- _WHAT YOU ARE ASKED TO DO_:
When you answer, give every record back exactly as written.
== == ==
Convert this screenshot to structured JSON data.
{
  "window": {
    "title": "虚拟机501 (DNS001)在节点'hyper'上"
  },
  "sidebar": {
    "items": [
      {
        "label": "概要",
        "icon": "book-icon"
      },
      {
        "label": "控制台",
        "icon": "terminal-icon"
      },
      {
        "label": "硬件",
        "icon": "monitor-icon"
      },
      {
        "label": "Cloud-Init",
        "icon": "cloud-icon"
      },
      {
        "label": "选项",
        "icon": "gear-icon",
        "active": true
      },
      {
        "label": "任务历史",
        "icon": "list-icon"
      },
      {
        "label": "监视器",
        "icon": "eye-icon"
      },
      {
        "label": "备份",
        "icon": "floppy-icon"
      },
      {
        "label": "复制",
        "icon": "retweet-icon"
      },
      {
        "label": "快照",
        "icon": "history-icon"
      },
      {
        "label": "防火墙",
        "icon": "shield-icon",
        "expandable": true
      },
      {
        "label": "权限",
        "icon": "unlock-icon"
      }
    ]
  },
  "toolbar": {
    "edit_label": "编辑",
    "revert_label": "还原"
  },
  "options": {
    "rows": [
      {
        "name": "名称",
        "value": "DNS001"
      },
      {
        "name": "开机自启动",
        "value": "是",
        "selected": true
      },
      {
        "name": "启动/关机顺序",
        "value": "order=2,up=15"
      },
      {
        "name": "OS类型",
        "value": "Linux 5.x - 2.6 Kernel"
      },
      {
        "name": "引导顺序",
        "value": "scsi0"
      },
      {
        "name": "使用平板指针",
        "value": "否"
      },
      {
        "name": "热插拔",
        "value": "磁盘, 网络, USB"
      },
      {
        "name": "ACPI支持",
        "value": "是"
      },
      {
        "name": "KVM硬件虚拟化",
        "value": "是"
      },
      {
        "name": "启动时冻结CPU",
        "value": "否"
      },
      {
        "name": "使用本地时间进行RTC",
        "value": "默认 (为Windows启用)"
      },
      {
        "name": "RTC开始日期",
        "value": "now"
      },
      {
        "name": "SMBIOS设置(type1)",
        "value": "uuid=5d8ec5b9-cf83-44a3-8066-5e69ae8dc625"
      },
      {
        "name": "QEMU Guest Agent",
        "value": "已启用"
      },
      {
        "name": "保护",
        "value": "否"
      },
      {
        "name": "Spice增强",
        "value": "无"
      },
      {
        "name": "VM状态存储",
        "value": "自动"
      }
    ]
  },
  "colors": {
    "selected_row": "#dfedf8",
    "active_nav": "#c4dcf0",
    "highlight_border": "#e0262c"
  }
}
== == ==
- _COMPLETED EXERCISE_:
Convert this screenshot to structured JSON data.
{
  "window": {
    "title": "虚拟机501 (DNS001)在节点'hyper'上"
  },
  "sidebar": {
    "items": [
      {
        "label": "概要",
        "icon": "book-icon"
      },
      {
        "label": "控制台",
        "icon": "terminal-icon"
      },
      {
        "label": "硬件",
        "icon": "monitor-icon"
      },
      {
        "label": "Cloud-Init",
        "icon": "cloud-icon"
      },
      {
        "label": "选项",
        "icon": "gear-icon",
        "active": true
      },
      {
        "label": "任务历史",
        "icon": "list-icon"
      },
      {
        "label": "监视器",
        "icon": "eye-icon"
      },
      {
        "label": "备份",
        "icon": "floppy-icon"
      },
      {
        "label": "复制",
        "icon": "retweet-icon"
      },
      {
        "label": "快照",
        "icon": "history-icon"
      },
      {
        "label": "防火墙",
        "icon": "shield-icon",
        "expandable": true
      },
      {
        "label": "权限",
        "icon": "unlock-icon"
      }
    ]
  },
  "toolbar": {
    "edit_label": "编辑",
    "revert_label": "还原"
  },
  "options": {
    "rows": [
      {
        "name": "名称",
        "value": "DNS001"
      },
      {
        "name": "开机自启动",
        "value": "是",
        "selected": true
      },
      {
        "name": "启动/关机顺序",
        "value": "order=2,up=15"
      },
      {
        "name": "OS类型",
        "value": "Linux 5.x - 2.6 Kernel"
      },
      {
        "name": "引导顺序",
        "value": "scsi0"
      },
      {
        "name": "使用平板指针",
        "value": "否"
      },
      {
        "name": "热插拔",
        "value": "磁盘, 网络, USB"
      },
      {
        "name": "ACPI支持",
        "value": "是"
      },
      {
        "name": "KVM硬件虚拟化",
        "value": "是"
      },
      {
        "name": "启动时冻结CPU",
        "value": "否"
      },
      {
        "name": "使用本地时间进行RTC",
        "value": "默认 (为Windows启用)"
      },
      {
        "name": "RTC开始日期",
        "value": "now"
      },
      {
        "name": "SMBIOS设置(type1)",
        "value": "uuid=5d8ec5b9-cf83-44a3-8066-5e69ae8dc625"
      },
      {
        "name": "QEMU Guest Agent",
        "value": "已启用"
      },
      {
        "name": "保护",
        "value": "否"
      },
      {
        "name": "Spice增强",
        "value": "无"
      },
      {
        "name": "VM状态存储",
        "value": "自动"
      }
    ]
  },
  "colors": {
    "selected_row": "#dfedf8",
    "active_nav": "#c4dcf0",
    "highlight_border": "#e0262c"
  }
}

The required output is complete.